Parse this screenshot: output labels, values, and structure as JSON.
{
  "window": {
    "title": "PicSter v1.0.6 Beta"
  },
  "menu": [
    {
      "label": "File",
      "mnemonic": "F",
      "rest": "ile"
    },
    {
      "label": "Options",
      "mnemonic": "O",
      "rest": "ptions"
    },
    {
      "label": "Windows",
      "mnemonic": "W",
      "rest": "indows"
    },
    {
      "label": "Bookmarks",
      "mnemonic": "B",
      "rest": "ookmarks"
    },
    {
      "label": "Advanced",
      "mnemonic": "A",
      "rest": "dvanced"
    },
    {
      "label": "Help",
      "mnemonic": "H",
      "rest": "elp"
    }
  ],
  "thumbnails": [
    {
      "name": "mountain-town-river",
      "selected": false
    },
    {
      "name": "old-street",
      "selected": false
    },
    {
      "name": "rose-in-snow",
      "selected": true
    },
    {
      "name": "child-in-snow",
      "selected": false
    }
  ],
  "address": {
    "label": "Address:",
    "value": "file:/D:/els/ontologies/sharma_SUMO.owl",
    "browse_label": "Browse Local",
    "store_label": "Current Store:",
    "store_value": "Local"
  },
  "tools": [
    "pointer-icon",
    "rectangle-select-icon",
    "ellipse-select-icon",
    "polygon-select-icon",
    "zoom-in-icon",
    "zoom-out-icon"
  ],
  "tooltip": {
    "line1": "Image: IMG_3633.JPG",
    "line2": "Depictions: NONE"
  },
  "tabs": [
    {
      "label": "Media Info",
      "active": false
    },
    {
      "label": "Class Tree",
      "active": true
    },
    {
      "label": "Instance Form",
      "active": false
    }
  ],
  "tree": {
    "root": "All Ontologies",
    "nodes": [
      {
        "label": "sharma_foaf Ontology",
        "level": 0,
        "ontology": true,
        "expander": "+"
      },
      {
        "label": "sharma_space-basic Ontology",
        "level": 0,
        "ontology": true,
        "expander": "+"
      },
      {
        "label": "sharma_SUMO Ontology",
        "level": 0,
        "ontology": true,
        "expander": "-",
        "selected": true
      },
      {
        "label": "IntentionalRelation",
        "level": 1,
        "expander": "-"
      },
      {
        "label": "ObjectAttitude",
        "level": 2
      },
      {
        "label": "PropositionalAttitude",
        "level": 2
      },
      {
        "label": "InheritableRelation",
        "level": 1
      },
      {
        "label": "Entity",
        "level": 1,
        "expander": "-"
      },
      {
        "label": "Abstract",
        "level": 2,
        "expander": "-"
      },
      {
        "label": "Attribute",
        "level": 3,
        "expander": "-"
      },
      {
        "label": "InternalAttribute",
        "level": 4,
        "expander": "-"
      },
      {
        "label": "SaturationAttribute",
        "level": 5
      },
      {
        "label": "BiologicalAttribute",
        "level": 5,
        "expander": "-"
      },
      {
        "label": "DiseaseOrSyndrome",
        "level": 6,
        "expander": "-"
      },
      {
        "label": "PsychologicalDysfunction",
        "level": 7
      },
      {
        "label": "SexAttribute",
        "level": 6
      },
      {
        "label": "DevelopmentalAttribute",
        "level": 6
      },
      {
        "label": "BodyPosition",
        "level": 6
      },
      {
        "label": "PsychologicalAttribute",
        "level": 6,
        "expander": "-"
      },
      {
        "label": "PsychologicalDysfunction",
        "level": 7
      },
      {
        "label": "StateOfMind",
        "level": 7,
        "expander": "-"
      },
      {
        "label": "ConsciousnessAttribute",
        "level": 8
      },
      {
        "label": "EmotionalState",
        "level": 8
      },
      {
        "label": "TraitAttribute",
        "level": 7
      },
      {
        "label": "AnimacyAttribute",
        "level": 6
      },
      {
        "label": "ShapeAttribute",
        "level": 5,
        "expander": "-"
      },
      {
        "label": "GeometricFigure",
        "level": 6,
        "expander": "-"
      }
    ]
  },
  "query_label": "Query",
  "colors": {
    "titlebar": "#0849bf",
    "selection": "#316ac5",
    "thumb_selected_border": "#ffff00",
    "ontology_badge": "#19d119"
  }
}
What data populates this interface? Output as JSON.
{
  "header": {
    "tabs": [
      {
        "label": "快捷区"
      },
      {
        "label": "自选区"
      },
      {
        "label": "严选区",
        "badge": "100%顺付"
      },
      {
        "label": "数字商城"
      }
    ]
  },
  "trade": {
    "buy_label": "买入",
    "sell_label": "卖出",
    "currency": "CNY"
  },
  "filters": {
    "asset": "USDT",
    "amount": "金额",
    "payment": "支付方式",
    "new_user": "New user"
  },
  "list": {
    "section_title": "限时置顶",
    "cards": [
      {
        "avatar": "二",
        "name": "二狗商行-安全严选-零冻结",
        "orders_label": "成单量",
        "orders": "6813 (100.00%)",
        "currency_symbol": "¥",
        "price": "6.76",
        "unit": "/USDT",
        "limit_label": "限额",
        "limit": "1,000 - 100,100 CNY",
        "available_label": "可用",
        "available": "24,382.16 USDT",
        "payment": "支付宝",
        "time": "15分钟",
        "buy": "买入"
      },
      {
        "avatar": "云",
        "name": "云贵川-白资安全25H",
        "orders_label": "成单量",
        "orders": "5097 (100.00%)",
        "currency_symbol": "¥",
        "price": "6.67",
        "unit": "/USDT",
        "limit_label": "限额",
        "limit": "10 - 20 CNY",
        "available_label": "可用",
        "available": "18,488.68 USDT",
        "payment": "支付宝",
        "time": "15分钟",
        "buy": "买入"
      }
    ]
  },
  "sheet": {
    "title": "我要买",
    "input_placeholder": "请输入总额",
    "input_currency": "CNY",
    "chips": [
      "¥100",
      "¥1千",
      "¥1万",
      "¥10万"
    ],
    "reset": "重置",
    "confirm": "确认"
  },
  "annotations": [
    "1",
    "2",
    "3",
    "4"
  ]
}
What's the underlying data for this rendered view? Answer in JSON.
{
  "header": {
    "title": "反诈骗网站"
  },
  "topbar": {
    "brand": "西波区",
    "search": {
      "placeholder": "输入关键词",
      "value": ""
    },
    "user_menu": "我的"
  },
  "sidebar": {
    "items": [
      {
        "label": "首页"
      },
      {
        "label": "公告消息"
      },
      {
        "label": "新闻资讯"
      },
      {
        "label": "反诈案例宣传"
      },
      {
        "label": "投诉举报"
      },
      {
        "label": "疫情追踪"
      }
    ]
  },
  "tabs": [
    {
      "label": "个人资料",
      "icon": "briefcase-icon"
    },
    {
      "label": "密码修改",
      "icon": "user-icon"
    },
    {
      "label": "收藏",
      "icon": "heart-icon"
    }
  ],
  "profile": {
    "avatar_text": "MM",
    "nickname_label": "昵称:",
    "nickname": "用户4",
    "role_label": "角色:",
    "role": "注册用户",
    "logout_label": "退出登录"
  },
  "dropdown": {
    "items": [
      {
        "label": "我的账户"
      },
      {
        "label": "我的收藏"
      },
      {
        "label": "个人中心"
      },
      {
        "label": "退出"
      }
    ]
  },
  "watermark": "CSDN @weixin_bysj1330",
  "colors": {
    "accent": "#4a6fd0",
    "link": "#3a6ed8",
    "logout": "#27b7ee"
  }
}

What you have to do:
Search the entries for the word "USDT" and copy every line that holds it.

Exercise result:
    "asset": "USDT",
        "unit": "/USDT",
        "available": "24,382.16 USDT",
        "unit": "/USDT",
        "available": "18,488.68 USDT",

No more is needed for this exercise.